The Scotland-based craft beer maker began distributing beer this summer and closed its first round of U.S. crowdfunding after raising $7 million.
Up next is the groundbreaking in October for a hotel next to the Canal Winchester brewery, followed in December by the opening of its first U.S. bar in the Short North. In spring 2018, the company is scheduled to open a brewpub in Franklinton.
"It's like jumping onto an already moving ship," said Tanisha Robinson, CEO of BrewDog's U.S. operation, who joined the company about three months ago.
Robinson, the founder of Print Syndicate and Ticket Fire -- she goes by T -- thrives on fast-moving, high-growth corporate cultures.
In fact, she was first hired by BrewDog as a "growth guru" before being quickly promoted to CEO.
She is wasting no time in promoting growth.
After opening bars in central Ohio and expanding retail distribution to neighboring states in the next four to six months, BrewDog will open bars in Cincinnati and Cleveland.
"We are scouting locations right now," Robinson said of Cincinnati, pointing to the popular Over the Rhine neighborhood or the riverfront as possibilities.
BrewDog then will make its way to neighboring states, such as Indiana, Michigan and Pennsylvania.
Although BrewDog tends toward the irreverent and often goes its own way, the expansion plan is classic, said Bob Welcher, president of Restaurant Consultants Inc.
"That's kind of a normal expansion. It makes use of available resources. You don't have to fly from coast to coast. It's easier to control and build staff," he said. "That's pretty smart."
It also helps to build on a base of brand recognition, something Robinson knows that BrewDog needs here, unlike in Britain where it is the top craft beer brand.
"We have a long way to go with awareness and to differentiate ourselves," she said, "but we have a big opportunity and we have massive ambition."
BrewDog also has a lot of competition -- and trend lines are not moving in its favor.
Growth of craft beer sales has slowed in recent years as big beer companies such as AB InBev have bought craft breweries and thousands of new breweries have opened. There are more than three dozen craft breweries in central Ohio and close to 200 across the state.

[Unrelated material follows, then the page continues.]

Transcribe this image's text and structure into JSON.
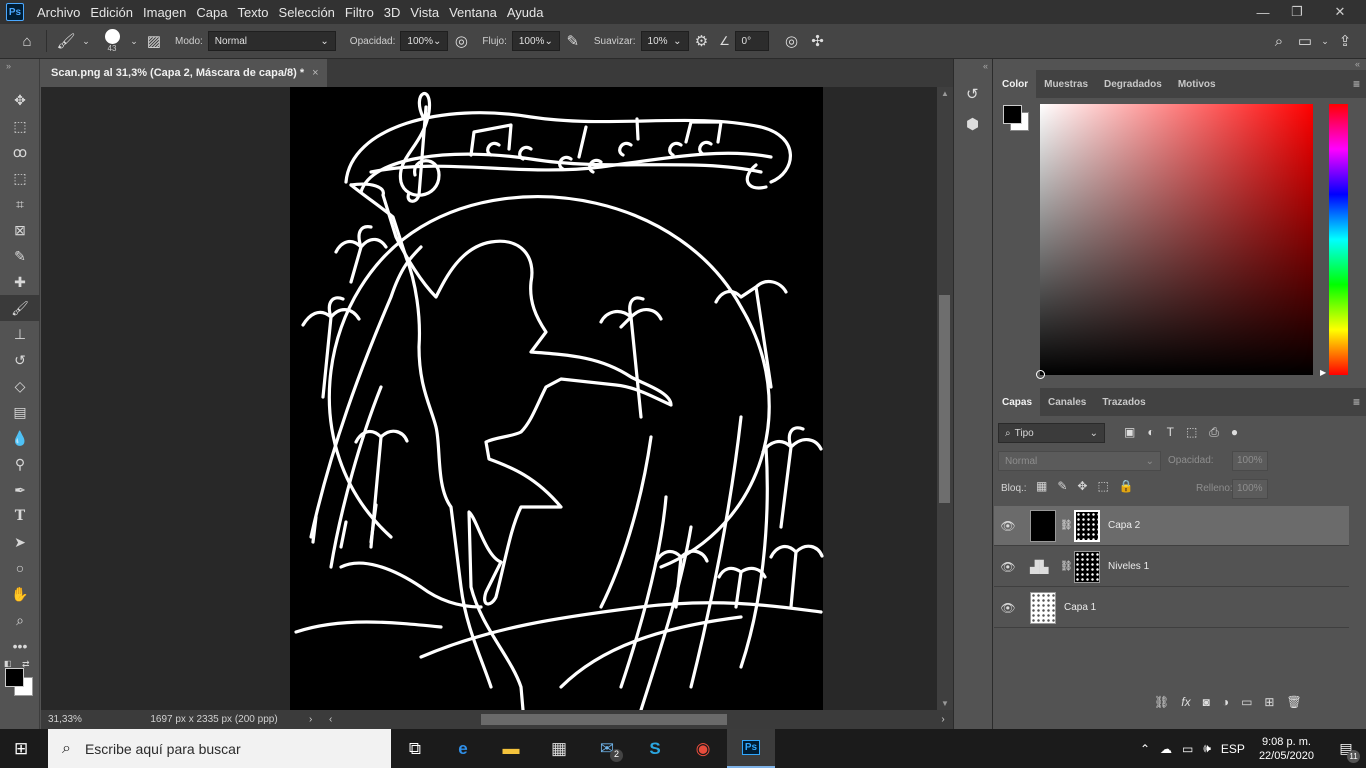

There is still room to grow in the industry, Welcher said, but BrewDog may have to take market share, or at least shelf space, from other breweries as it muscles into new markets.
"It reminds me of the bagel-shop wars when it felt like there was one on every corner," Welcher said. "There is a lot of competition (in craft beer and bars), and it is not an easy business."
Robinson said that when entering new markets, distribution will come first, then BrewDog will open bars.
Another project slated to kick off in the U.S. later this year is a second round of crowdfunding that BrewDog calls Equity for Punks. Robinson figures that if the first round raised $7 million with no BrewDog beer or bars in the market and negligible marketing, this round should be much more lucrative.
She can point to BrewDog's meteoric rise from a garage in Scotland 10 years ago to the sale valued at $1 billion of roughly 20 percent of the company to a private equity group earlier this year.
"We think we can triple what we did," she said of crowdfunding. "We've learned a lot."